Site icon Satellite News Network

What is the big rip, and can we stop it?

Imagine a future where the universe, all too soon, tears itself apart. Eventually, space-time is torn asunder, rendering the universe uninhabitable.

Imagine a future where the universe, all too soon, tears itself apart. First come the clusters, with their galaxies pulled away from each other. Then, the galaxies dissolve. Then the star systems and the planets. And then atoms themselves. Eventually, spacetime is torn asunder, rendering the universe uninhabitable.

This is a potential future known as the Big Rip. It sounds scary and almost impossible to imagine, but the truly horrifying part is that some evidence seems to be pointing directly toward that fate.

Related: Was Einstein wrong? The case against space-time theory

Phantom energy

A quarter century ago, astronomers discovered dark energy, which is the name given to the apparent accelerated expansion of the universe. This dark energy is deeply mysterious; we do not currently understand what causes it, where it came from or what it’s going to do. But that hasn’t stopped theorists from guessing.

The simplest thing dark energy could be is a so-called cosmological constant. In this simple picture, dark energy is a substance that permeates all of space and time. There’s dark energy everywhere, including in the room you’re in right now. This dark energy is perfectly constant. It’s exactly the same all through space and time. This substance causes the expansion of the universe to accelerate, but otherwise, it never changes.

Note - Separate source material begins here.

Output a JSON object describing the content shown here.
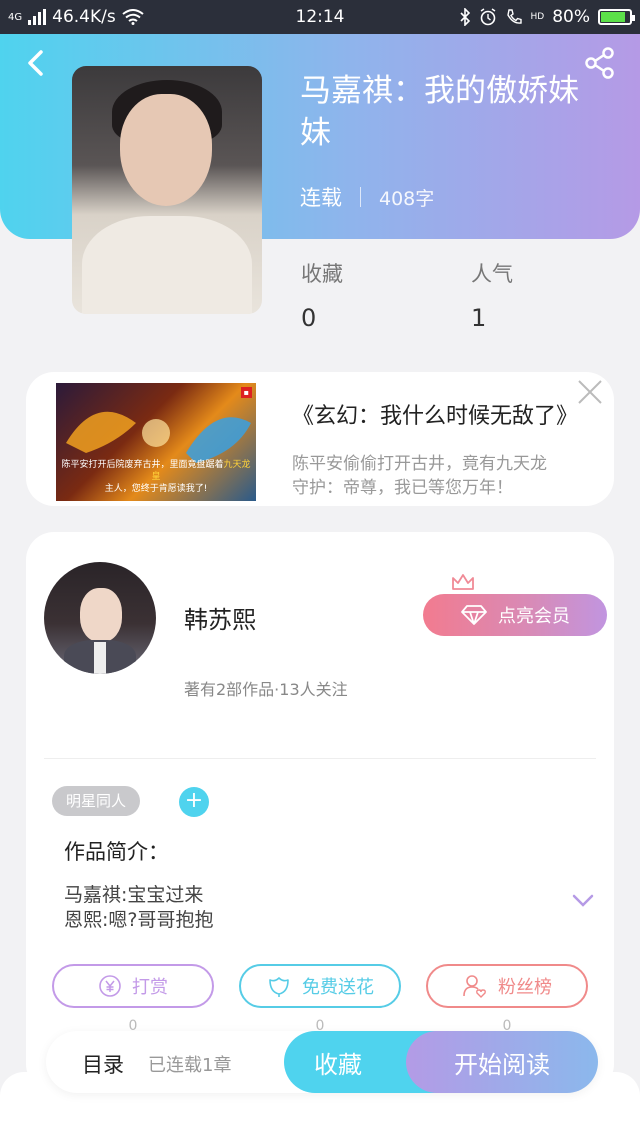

Another possibility is that the substance behind dark energy can double back on itself, causing itself to amplify with time. This situation is known as phantom dark energy (or just phantom energy). In this case, the acceleration would go up with time.

Read more: 25 years after its discovery, dark energy remains frustratingly elusive

Ghosts in the machine

This ramping up of the acceleration, ironically, would make the observable universe far smaller. That’s because the velocity between any two points would continue to grow, even beyond the speed of light. In this scenario, galaxies would fly away from each other so quickly that they would never see each other again. This would make the observable limit of what we could see shrink with time in an uncontrolled way.

If two points were ripped apart faster than light, they would no longer interact through any force of physics. Whereas a constant dark energy would leave behind already-intact objects, like clusters of galaxies, phantom energy could tear them apart. In a finite amount of time, billions of years from now, clusters would tear apart, followed by ever-smaller objects. Even atomic and nuclear bonds would not withstand the onslaught.

Eventually, space itself would dissolve in an event known as the Big Rip. Any two points, no matter how close, would be ripped infinitely far away from each other. The very structure of space-time, the causal foundations that make our universe work, would no longer behave. The universe would just break down.

However, luckily, most physicists do not believe this scenario can actually happen. For one, it’s unclear how this process of ripping interacts with the other laws of physics. For example, quarks cannot be torn apart — when you attempt to do so, you need so much energy that new quarks materialize out of the vacuum. So ripping apart quarks just might lead to other, interesting interactions.

Also, phantom energy doesn’t behave according to normal physics. To make this work, the phantom substance has to have negative kinetic energy. But negative kinetic energy usually doesn’t happen in the universe — an example of this would be a ball naturally rolling uphill — so this would be a pretty major exception to our established understanding of physics.

An artist’s conception of dark matter scattered throughout the universe. (Image credit: Getty images)

Evidence for the Big Rip

For decades, astronomers have been attempting to measure the strength of dark energy. They do this through a number known as the equation of state parameter, which, for the dark energy substance, measures the ratio of its pressure to its energy density. A cosmological constant corresponds to a parameter equal to -1, while a phantom energy scenario is anything with this parameter being less than -1.

So far, all astronomical measurements are compatible with a cosmological constant, an equation of state parameter of -1. But strangely, all those same measurements, year after year, prefer a value slightly less than -1. All of those measurements have uncertainties, which include the “boring” case of a cosmological constant, but it’s intriguing that the data seem to prefer a phantom energy universe.

Some physicists believe that further evidence will pull us away from the phantom scenario, firmly into the safety of a cosmological constant. Others, however, are taking this as a sign that the universe might be telling us something interesting. Perhaps there is some combination of physics allowed by current laws that gives the appearance of phantom energy. (For example, if you kick a ball hard enough, it can temporarily go uphill.) Or perhaps there are some brand-new physics that seem impossible now but will make sense with new understanding.

But even if we do have a phantom energy scenario, it’s not like the universe is going to tear itself apart anytime soon. With the known measurement constraints, the Big Rip wouldn’t play out for hundreds of billions of years. So, in the meantime, we can enjoy the nice, calm, steady cosmos.

Exit mobile version